• [WORK TO COMPLETE] If a line in the entries contains the word "number", list it.

• [DATA FOR PROCESSING]
------

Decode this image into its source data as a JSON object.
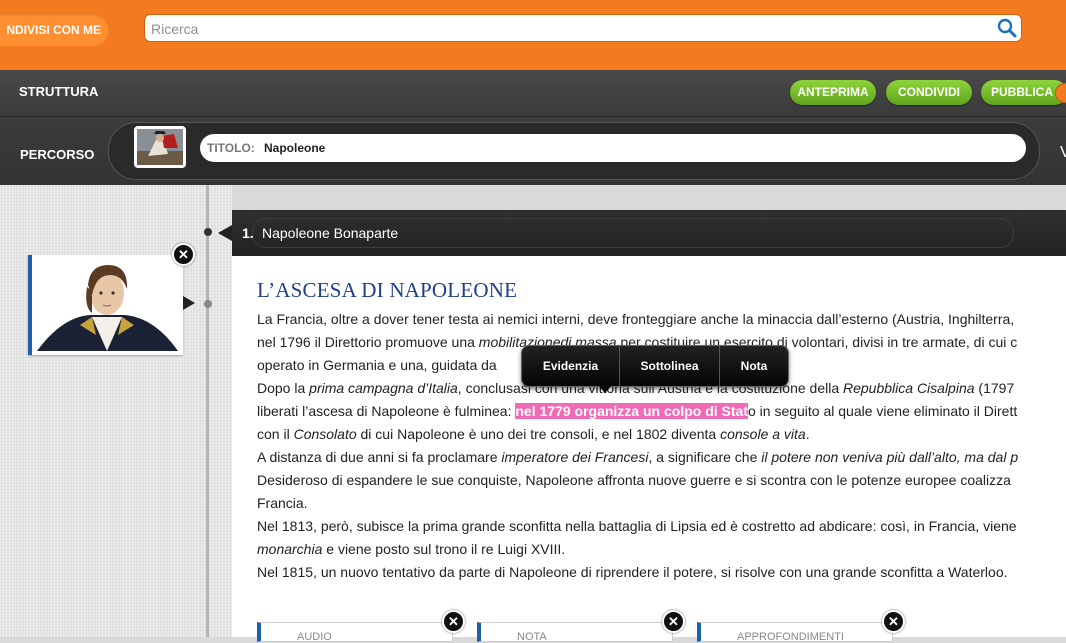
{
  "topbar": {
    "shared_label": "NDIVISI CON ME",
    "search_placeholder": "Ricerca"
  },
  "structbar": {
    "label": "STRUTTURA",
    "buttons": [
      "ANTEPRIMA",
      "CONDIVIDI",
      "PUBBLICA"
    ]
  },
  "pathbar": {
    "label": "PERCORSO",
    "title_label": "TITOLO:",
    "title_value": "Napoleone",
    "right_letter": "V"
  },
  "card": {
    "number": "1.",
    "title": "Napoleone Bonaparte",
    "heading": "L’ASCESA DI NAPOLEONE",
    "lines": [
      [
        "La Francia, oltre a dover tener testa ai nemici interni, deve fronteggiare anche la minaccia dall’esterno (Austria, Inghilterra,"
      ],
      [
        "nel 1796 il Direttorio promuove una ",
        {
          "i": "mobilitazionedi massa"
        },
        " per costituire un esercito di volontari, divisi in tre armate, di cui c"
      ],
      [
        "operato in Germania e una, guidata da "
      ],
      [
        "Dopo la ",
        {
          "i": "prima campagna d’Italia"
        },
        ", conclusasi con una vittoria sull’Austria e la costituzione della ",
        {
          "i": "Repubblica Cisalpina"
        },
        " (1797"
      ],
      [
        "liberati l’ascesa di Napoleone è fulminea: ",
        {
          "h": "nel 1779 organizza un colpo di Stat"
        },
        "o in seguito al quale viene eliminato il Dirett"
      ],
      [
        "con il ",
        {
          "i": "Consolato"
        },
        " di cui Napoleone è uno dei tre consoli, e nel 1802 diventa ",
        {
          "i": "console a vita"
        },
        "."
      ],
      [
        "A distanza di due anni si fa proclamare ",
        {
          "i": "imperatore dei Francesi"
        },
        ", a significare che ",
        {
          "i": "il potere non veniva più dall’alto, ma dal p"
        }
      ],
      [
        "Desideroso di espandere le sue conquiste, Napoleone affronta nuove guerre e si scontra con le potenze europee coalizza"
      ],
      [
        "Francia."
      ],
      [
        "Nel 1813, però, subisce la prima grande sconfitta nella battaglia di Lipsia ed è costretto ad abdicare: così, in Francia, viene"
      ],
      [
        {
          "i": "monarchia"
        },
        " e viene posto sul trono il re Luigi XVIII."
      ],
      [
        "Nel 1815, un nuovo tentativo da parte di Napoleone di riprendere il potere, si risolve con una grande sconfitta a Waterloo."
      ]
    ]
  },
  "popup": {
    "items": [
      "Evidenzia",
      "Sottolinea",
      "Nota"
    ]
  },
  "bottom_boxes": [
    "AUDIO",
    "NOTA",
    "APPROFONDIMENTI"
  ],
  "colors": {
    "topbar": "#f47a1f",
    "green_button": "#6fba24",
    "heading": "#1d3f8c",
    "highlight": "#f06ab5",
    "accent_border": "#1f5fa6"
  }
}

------

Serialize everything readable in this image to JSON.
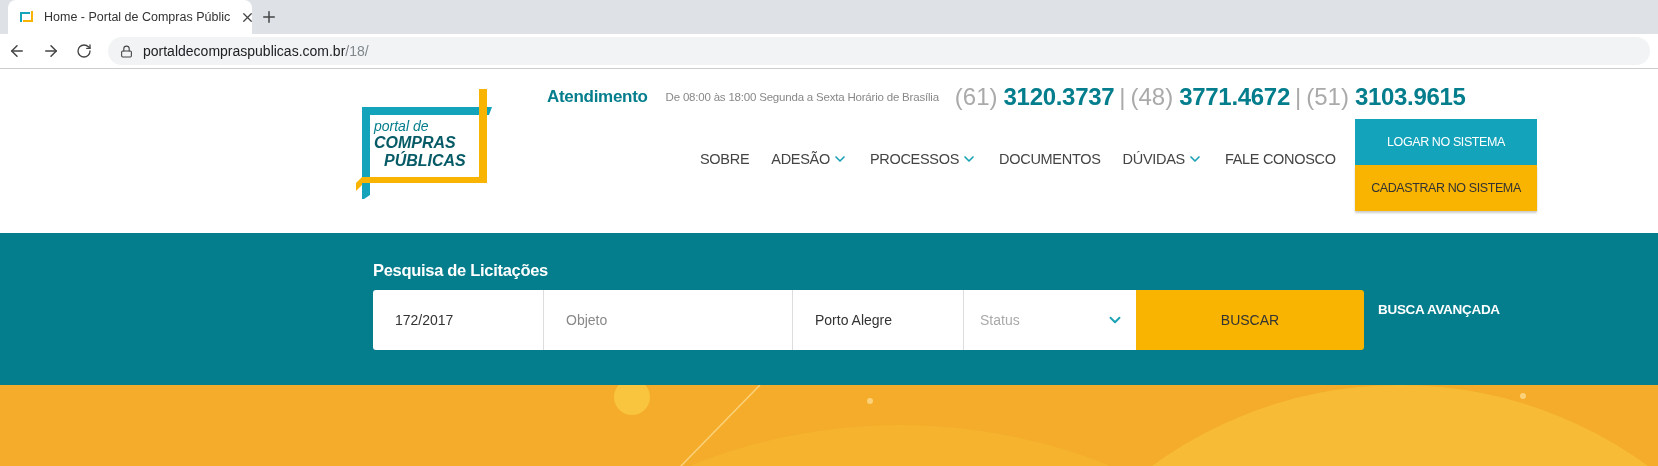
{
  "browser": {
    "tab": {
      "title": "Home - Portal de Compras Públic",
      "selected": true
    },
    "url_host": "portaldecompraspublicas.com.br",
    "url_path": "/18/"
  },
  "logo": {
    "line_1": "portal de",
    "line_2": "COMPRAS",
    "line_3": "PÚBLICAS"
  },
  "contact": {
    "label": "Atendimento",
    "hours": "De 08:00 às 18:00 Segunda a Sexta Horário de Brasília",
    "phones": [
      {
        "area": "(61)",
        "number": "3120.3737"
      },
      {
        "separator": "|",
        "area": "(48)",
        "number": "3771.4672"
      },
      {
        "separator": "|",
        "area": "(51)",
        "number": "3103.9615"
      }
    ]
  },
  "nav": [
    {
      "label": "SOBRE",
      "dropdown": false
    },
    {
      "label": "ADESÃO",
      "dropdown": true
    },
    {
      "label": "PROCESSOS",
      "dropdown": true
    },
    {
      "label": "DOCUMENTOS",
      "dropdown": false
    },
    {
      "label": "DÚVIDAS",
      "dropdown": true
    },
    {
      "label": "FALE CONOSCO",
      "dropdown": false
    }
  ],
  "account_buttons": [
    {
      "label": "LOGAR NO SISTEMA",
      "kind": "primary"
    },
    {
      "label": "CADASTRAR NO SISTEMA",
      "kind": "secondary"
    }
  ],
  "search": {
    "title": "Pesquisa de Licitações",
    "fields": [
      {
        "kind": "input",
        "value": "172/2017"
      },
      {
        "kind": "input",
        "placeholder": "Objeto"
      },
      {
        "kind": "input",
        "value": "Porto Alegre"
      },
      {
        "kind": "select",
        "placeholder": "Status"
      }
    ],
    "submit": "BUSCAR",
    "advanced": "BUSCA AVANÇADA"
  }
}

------

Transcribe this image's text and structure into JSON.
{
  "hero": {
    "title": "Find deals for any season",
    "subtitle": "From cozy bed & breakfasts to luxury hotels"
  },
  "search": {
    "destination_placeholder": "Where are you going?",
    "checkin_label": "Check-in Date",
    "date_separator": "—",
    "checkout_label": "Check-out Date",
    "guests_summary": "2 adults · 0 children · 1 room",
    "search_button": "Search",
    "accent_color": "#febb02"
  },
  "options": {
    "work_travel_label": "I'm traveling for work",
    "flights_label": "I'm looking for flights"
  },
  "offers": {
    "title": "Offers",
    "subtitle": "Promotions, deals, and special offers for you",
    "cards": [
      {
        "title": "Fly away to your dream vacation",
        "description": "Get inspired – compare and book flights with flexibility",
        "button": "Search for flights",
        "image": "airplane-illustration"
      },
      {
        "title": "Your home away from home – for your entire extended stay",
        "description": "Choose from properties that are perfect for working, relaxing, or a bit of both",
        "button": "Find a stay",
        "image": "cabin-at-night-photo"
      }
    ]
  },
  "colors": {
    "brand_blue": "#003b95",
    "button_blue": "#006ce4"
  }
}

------

• [RESULT OF THIS TASK]
    "number": "1.",
        "number": "3120.3737"
        "number": "3771.4672"
        "number": "3103.9615"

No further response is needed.